As we pushed off from the falls to resume our downriver course, we noticed that five village women, who had stationed themselves on the tiny riverside sand bar to sell us cold drinks while we played in the falls, had carefully taken off their pants and bundled up the heavy cans of unsold sodas into their clothes. They then proceeded to wade slowly into the river, single file, with the bundles of drinks and clothes balanced on their heads.
Made told us they would walk upstream – picking their way over the rocky rapids – all the way back to their villages. They do this every day in the hopes of selling a few soft drinks to passing rafters like us. It was hard not be amazed by their strength and tenacity.

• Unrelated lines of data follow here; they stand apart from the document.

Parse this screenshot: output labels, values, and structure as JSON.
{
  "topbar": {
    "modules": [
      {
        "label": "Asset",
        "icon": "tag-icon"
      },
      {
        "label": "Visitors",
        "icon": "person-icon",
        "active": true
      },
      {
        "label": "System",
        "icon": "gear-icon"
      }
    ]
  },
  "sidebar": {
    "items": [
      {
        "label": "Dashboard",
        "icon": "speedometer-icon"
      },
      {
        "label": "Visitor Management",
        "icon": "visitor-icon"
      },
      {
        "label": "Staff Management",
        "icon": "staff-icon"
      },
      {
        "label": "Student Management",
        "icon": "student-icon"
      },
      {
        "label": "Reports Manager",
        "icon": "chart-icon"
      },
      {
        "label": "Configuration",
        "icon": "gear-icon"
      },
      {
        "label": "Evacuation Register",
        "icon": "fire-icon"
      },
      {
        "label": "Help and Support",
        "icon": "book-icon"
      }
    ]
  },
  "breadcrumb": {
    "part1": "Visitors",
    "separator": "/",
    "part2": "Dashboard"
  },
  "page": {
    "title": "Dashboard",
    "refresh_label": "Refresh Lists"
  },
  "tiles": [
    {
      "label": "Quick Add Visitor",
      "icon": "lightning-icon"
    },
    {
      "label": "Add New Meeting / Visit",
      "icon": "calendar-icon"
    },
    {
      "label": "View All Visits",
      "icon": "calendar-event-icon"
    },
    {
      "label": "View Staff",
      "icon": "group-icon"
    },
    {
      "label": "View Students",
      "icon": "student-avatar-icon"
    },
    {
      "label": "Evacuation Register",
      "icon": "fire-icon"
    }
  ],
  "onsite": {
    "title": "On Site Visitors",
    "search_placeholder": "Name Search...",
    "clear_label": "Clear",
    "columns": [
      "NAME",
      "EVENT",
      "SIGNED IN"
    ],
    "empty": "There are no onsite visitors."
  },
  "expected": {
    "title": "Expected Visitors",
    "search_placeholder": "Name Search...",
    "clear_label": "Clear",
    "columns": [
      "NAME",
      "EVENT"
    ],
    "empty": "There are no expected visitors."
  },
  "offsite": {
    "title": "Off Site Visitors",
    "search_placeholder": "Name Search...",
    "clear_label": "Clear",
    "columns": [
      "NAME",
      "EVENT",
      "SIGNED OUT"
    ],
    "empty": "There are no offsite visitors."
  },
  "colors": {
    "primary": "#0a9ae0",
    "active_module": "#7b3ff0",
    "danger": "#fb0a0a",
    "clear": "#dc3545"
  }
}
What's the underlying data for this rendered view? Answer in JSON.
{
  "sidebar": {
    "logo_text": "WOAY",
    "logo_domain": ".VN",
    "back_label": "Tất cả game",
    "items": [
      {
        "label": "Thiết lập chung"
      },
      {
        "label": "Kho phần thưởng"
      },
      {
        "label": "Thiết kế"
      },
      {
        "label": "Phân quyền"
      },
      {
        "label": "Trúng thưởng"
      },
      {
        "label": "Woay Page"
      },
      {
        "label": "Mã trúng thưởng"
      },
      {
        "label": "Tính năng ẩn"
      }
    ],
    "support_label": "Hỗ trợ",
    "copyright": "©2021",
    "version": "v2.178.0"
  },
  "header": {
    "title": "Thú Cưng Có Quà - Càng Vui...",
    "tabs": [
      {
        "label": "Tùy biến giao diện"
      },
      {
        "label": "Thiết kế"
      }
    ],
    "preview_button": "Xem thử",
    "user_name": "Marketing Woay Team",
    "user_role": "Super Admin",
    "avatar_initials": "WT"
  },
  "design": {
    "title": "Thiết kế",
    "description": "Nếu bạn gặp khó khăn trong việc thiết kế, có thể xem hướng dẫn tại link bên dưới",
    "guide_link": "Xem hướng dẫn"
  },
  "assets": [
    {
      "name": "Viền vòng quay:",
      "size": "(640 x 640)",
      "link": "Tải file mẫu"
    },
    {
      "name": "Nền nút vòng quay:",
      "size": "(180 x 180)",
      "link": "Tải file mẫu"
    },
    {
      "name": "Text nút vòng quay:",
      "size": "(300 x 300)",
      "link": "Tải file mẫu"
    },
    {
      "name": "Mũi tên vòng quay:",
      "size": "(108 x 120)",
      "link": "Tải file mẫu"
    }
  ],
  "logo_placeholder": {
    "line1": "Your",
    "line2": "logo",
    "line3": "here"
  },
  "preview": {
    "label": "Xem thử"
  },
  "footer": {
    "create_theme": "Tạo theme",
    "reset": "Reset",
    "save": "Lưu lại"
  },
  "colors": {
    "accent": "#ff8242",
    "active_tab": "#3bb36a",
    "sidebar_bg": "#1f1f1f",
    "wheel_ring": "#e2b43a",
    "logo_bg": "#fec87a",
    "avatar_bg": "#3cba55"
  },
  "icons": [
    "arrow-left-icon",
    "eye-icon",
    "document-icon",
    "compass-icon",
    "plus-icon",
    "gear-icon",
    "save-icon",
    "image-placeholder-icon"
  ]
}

The rest of the route was comparatively calm. The rapids were no less energetic, but we were all much more confident of our skills and our boat. Our guide clearly knew what he was doing after 10 years of guiding on this river. In between issuing well-timed and flawless directions to us, he entertained the girls with an amazingly resonant, loud and authentic imitation of a cow mooing! He was happy to do it as many times as they asked.
With less need to focus on staying afloat, we noticed more about life on the river. We passed under several fragile-looking bridges made of lashed-together bamboo, one of which climbed at a 45-degree angle from one side of the riverbed to the top of the ravine’s other side. It looked impossible to use, especially if you had to balance a heavy load of stuff on your head!
We floated past many people using the river for their afternoon baths. Some were construction workers laboring on the several new hotels, built on cantilevered struts jutting out from the top of the ravine. The girls were both appalled and amused to encounter male anatomy from a fairly close vantage point, and they marveled that the women were not at all bashful about splashing around naked while calling out greetings to us. I could only imagine how the Dutch traders must have felt when they first visited Bali centuries ago. It felt as if it hadn’t changed all that much.
Was it really only a couple hours ago? It felt like we had spent an entire day lost in a different world.
Next: New Year's Eve 2004